The final Stage 2 Rule for Meaningful Use has been released and the consensus is that there some revisions but no major surprises in this version compared to the draft revealed earlier this year.
Where Stage 1 focused on getting physicians to adopt electronic health record systems in their offices, Stage 2 will focus on strengthening the interactivity of EHRs, standardizing data formats and adding assets to the records systems.
According to an article at Information Week:
“The 672-page rule is similar to a proposal released in February in that it essentially makes the optional menu items from Stage 1 mandatory, adds a requirement for patient engagement, allows medical groups to attest to Meaningful Use for multiple providers at once, and raises some of the thresholds in meeting mandatory items. For example, Stage 2 requires providers to enter medication orders electronically for at least 60% of their patients, up from 30% in Stage 1.”
Another major initiative addressed in Stage 2 will be security.
The move toward a focus on interoperability standards and security issues appear to be arriving in timely fashion. A recent survey by Medscape noted that one of the major issues for physicians currently using EHRs has been interconnectivity (54 percent said they were not satisfied with their systems on this factor). Security may not be as big an issue (77 percent reported no concerns about patient privacy with their systems), but as interconnectivity grows, that could change.
Meaningful Use, which comes from a federal economic stimulus program, is aimed at getting physicians and hospitals to adopt EHRs and provides incentives for those that do. Physicians have until 2017 to sign-on for the program, but those who wait face penalties. It appears to be slowly achieving that goal. According to a post at Government IT, payments of $6.9 billion in meaningful use incentives had been made as of August.
Meaningful use Stage 2 comes into effect in 2014 and will be followed by Stage 3 in 2016.

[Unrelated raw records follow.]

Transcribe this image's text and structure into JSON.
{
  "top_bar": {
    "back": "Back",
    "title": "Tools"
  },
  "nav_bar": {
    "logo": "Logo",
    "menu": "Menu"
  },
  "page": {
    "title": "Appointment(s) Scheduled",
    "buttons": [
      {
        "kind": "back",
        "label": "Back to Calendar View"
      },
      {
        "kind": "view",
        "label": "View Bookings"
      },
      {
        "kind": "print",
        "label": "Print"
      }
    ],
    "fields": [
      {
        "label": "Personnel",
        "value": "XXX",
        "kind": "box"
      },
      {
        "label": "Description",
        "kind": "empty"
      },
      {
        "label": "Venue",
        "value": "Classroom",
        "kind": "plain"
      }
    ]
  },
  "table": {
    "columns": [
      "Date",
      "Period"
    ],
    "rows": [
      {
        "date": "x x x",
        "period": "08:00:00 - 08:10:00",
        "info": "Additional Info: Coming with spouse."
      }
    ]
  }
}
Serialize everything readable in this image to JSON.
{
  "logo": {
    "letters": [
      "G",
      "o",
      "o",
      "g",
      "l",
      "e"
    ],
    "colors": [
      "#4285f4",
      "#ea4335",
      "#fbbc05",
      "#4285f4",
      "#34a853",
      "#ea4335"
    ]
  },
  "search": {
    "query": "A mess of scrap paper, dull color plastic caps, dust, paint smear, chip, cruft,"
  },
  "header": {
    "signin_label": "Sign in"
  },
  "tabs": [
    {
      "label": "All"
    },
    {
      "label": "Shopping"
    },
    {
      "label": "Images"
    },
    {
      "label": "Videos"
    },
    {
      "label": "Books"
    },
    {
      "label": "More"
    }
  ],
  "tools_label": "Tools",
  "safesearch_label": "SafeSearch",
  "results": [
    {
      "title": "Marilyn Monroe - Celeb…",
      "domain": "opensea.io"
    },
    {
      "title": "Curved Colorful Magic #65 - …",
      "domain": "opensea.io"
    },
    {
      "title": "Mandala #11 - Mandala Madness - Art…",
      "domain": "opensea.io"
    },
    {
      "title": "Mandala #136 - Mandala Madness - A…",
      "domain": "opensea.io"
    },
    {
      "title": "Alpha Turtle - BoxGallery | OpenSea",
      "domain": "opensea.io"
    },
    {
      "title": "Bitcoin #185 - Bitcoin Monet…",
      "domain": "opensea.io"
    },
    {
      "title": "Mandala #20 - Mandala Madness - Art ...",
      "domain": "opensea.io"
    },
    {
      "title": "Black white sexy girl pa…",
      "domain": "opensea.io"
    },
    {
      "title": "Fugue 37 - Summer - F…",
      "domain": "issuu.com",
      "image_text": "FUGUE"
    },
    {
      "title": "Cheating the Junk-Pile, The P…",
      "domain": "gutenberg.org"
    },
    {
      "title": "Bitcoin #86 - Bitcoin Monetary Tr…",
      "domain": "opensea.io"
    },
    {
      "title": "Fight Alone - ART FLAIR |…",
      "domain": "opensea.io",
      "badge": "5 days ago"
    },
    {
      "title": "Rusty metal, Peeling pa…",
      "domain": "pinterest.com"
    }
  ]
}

We at BillingParadise know that dealing with all these technical issues can be a concern for physicians, especially those in small practices. Contact us and we will be glad to help you get answers to your questions.